• TO DO:
Which lines hold the string "header"? Copy each of them from the material below.

• LISTED ENTRIES:
* * *

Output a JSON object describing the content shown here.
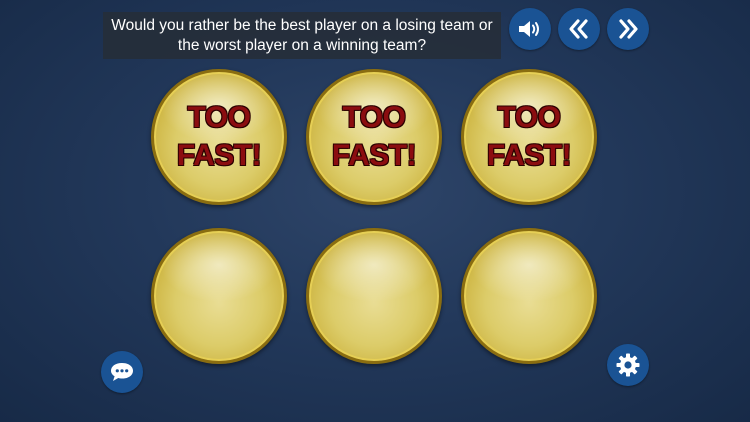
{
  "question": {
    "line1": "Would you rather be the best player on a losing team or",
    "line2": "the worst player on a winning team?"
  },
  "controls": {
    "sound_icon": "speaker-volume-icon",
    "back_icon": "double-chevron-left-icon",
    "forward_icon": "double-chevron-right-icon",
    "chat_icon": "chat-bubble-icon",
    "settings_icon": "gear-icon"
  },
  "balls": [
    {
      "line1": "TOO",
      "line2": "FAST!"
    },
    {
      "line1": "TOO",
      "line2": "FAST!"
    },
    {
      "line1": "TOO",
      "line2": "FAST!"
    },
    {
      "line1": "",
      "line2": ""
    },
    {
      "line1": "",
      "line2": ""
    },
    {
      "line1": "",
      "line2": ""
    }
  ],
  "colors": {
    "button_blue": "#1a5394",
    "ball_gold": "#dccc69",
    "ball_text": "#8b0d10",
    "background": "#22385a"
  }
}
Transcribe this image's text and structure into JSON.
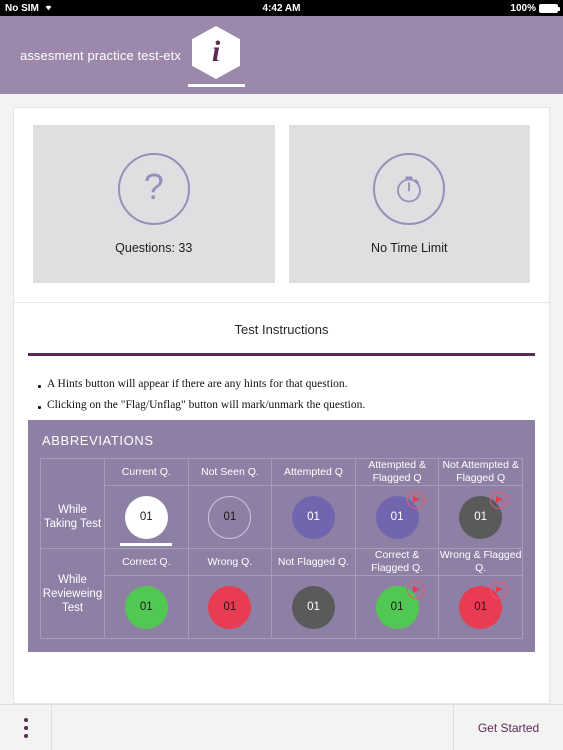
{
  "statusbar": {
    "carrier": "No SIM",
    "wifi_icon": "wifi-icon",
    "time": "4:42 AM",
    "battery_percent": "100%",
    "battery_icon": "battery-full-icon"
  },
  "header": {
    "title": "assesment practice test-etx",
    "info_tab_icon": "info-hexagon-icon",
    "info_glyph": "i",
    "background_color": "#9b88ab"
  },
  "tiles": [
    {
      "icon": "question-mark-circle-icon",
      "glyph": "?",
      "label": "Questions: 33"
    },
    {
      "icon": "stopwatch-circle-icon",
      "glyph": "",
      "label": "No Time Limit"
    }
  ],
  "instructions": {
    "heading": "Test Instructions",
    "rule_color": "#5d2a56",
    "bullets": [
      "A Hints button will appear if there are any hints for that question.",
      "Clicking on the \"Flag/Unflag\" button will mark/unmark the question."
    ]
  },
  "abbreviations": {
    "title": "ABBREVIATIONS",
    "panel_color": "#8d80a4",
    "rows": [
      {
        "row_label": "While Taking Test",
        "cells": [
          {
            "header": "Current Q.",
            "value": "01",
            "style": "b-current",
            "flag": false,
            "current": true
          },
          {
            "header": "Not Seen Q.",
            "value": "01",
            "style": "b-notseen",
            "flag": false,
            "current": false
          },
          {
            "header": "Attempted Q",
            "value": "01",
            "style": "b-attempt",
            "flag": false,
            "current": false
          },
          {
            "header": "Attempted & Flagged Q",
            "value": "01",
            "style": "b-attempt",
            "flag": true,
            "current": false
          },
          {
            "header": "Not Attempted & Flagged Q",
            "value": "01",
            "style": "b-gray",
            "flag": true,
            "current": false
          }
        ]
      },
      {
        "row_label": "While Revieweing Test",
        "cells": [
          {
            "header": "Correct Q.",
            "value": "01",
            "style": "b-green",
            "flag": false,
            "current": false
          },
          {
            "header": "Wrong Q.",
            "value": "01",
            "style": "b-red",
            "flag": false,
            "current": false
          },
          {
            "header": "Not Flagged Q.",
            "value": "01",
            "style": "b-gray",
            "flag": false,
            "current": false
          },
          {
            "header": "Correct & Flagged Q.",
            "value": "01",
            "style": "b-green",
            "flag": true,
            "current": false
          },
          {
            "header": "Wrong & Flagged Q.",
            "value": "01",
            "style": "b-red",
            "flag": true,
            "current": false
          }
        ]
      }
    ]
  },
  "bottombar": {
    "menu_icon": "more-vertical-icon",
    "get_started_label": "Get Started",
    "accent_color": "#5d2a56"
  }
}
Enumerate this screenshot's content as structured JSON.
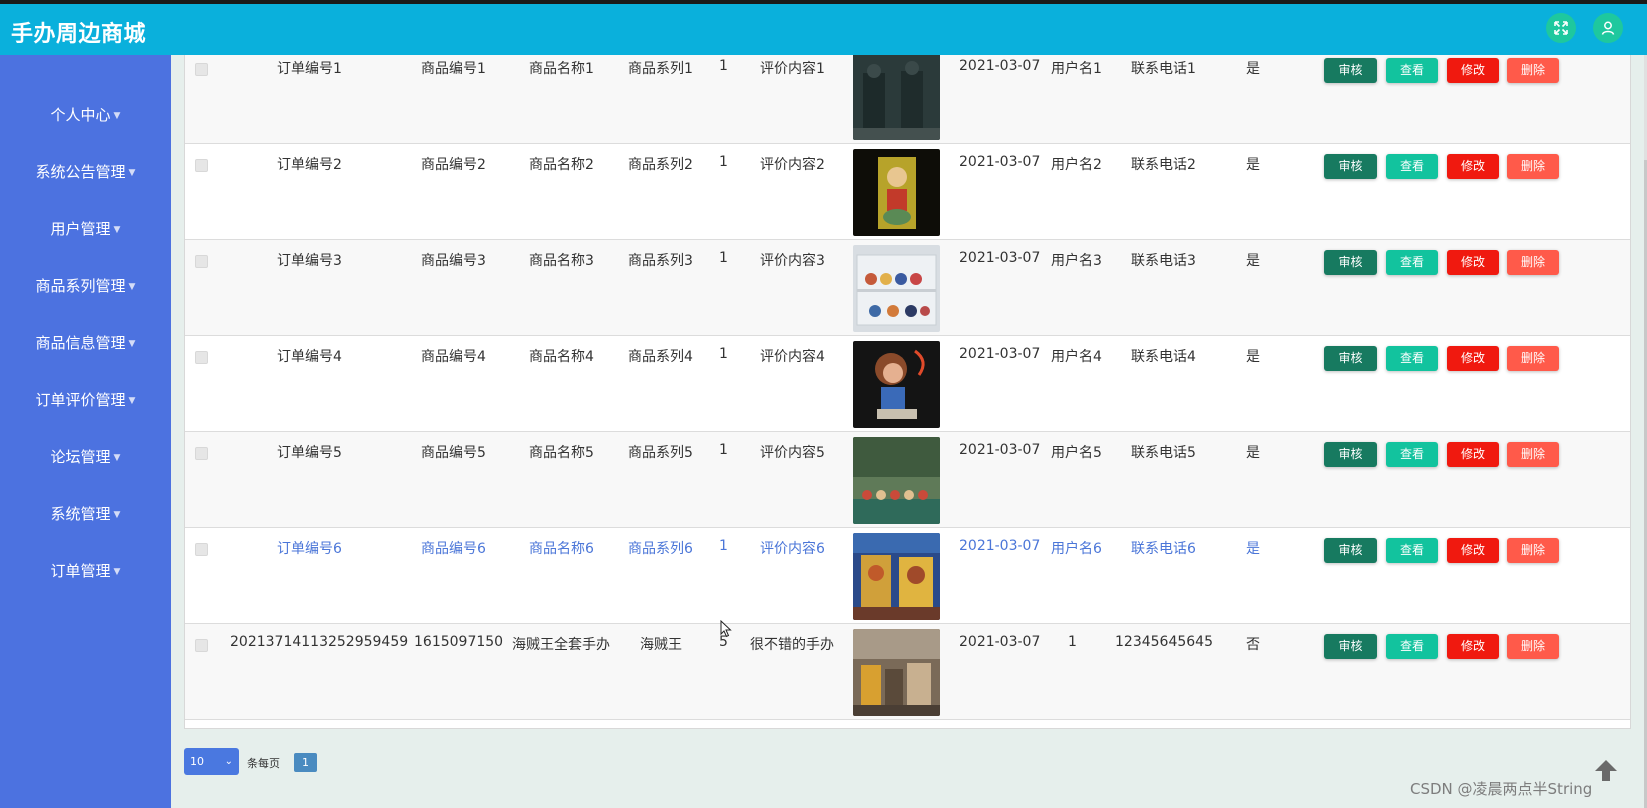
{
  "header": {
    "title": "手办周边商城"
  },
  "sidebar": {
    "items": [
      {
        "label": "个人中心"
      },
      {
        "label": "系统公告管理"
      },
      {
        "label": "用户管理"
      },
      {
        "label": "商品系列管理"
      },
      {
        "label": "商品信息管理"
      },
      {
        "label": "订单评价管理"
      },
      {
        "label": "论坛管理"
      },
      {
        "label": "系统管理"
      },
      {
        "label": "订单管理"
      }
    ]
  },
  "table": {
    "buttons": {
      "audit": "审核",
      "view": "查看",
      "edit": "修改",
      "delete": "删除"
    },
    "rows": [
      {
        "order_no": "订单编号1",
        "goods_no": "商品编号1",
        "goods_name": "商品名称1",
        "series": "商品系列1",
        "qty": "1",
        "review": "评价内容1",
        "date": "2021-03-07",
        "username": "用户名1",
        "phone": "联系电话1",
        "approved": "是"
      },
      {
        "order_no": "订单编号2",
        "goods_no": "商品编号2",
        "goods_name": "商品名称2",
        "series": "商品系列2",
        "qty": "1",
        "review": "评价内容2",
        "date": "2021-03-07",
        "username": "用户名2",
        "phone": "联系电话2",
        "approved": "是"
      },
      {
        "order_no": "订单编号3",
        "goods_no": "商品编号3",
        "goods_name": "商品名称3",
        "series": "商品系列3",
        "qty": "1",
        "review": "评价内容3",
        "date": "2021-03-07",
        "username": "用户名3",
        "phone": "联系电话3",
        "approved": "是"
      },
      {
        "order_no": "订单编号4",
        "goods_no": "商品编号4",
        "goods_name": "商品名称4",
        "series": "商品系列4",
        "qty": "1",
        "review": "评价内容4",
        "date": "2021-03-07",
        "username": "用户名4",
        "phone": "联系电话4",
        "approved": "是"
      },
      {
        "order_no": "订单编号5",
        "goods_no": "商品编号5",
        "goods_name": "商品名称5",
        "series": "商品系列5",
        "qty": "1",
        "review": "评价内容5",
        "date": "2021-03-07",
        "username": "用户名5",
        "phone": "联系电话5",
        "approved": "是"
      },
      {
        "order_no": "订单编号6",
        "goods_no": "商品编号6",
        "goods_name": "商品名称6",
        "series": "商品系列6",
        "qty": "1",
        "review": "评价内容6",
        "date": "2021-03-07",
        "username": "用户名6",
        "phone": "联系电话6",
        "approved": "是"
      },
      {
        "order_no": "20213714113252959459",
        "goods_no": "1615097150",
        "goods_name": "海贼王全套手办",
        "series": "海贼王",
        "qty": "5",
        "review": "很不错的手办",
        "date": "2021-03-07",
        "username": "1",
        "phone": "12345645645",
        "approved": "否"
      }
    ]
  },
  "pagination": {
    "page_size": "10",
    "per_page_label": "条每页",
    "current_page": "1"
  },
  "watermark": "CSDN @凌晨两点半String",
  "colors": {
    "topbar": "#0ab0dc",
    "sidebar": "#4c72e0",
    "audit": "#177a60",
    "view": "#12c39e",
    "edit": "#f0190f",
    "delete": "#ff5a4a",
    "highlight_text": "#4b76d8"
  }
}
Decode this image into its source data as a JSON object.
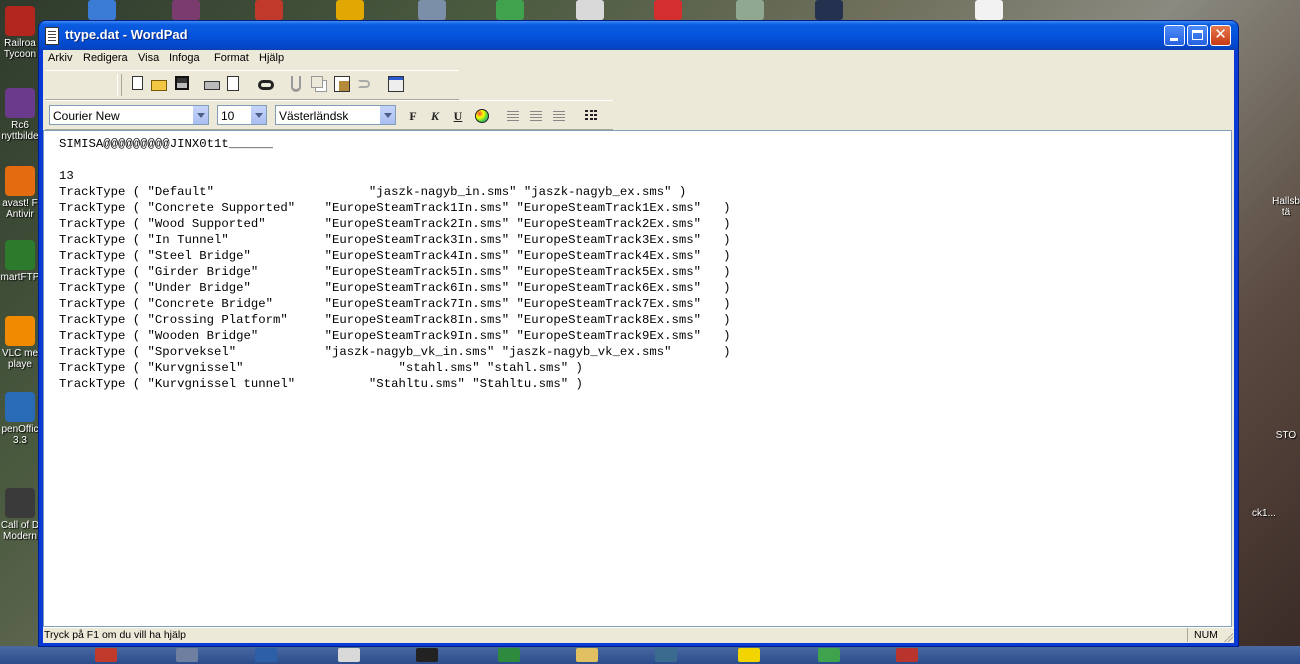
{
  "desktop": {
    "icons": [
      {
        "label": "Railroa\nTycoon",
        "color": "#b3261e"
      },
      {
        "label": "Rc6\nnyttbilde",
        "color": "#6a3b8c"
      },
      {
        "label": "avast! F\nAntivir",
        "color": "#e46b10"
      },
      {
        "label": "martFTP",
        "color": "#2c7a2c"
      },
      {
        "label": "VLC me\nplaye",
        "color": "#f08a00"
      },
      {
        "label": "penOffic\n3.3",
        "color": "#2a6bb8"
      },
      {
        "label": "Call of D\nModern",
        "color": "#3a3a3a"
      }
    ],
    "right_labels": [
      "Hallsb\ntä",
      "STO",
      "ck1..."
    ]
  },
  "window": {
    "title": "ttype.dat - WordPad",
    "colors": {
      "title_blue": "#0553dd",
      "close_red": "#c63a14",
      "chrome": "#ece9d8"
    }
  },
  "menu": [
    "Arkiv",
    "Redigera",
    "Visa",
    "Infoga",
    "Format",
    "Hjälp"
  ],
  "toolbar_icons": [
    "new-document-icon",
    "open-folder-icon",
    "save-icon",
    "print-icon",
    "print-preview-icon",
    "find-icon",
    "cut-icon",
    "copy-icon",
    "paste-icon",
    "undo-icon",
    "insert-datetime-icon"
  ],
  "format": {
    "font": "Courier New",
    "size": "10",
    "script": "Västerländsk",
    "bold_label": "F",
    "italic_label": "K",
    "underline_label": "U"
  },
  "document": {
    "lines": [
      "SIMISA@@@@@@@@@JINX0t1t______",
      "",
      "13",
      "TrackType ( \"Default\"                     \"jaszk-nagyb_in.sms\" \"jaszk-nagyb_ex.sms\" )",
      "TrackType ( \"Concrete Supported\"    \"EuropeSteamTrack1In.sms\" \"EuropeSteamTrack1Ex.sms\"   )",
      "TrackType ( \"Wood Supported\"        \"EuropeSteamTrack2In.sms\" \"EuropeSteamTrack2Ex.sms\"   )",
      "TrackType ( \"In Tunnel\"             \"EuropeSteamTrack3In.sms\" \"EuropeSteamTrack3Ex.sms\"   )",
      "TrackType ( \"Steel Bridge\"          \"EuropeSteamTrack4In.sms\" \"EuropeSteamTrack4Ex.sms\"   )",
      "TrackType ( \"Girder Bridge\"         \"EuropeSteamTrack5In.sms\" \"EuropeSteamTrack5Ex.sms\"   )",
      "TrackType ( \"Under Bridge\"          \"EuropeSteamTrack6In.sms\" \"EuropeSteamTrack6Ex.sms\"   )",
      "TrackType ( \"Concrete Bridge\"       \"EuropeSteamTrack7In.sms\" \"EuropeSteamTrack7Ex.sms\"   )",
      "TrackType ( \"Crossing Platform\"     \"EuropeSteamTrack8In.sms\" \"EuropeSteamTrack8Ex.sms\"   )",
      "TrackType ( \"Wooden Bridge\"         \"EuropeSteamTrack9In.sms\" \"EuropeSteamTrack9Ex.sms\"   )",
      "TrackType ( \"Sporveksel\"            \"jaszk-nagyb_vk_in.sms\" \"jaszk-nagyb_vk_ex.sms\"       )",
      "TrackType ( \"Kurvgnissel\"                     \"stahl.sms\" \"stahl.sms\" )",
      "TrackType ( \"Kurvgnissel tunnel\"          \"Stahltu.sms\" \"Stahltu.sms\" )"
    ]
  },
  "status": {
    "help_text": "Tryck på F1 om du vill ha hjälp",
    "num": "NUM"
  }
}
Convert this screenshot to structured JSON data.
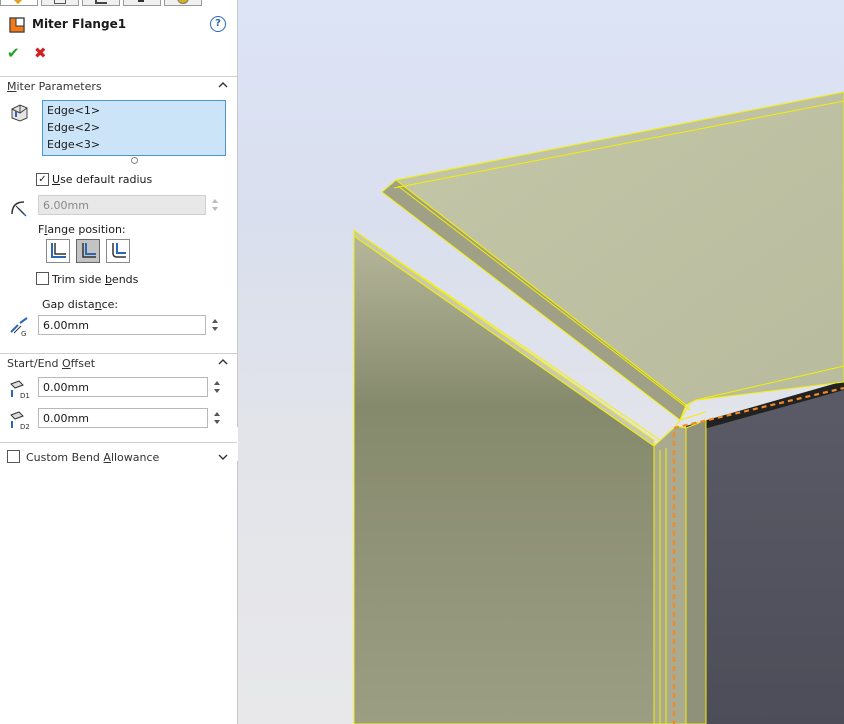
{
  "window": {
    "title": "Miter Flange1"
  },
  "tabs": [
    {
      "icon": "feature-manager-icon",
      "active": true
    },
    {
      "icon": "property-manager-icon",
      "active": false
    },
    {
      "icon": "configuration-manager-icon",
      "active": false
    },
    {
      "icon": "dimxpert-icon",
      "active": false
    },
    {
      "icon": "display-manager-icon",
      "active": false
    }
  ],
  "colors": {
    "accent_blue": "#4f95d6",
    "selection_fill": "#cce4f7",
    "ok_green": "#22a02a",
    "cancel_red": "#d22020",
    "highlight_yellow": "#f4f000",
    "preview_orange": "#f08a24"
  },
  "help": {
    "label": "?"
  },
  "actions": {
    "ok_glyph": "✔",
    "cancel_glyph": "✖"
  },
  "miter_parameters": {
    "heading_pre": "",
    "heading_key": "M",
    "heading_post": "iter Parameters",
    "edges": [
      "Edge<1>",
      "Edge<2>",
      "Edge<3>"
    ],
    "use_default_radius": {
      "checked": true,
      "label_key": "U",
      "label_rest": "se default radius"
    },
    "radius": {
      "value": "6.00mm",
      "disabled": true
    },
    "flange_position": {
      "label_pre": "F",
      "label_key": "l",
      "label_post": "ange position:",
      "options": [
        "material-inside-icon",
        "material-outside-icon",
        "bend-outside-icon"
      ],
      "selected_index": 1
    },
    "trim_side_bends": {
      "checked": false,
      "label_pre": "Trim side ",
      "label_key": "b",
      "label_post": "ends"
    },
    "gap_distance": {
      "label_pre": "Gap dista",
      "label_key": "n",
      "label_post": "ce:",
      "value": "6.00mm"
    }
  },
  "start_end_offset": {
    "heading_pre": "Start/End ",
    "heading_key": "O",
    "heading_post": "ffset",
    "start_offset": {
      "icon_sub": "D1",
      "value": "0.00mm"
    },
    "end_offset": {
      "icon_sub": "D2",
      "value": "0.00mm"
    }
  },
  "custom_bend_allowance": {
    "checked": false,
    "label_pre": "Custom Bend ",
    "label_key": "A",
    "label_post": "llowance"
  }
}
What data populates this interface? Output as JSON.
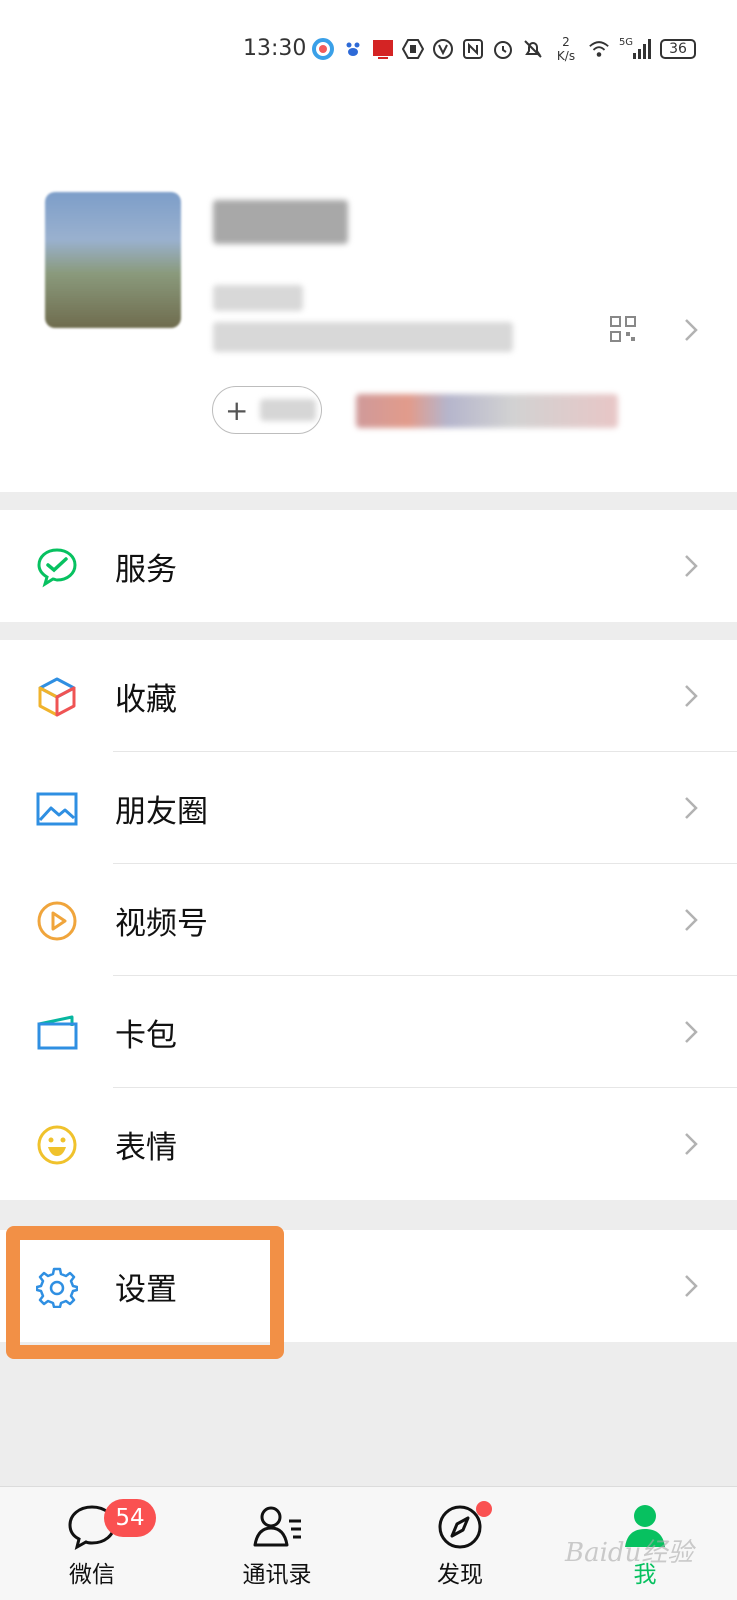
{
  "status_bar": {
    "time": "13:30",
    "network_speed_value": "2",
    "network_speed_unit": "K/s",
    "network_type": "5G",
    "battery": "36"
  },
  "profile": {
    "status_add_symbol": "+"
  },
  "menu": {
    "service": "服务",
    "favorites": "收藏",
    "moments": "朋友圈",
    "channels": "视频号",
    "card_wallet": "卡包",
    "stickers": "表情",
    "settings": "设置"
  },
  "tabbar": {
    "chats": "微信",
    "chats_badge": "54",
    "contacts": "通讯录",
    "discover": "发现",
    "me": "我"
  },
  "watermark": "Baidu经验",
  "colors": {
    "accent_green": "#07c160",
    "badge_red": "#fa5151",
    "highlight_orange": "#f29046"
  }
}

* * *

• WRITTEN SOLUTION:
  "header": {
            "header": "Current Q.",
            "header": "Not Seen Q.",
            "header": "Attempted Q",
            "header": "Attempted & Flagged Q",
            "header": "Not Attempted & Flagged Q",
            "header": "Correct Q.",
            "header": "Wrong Q.",
            "header": "Not Flagged Q.",
            "header": "Correct & Flagged Q.",
            "header": "Wrong & Flagged Q.",
  "header": {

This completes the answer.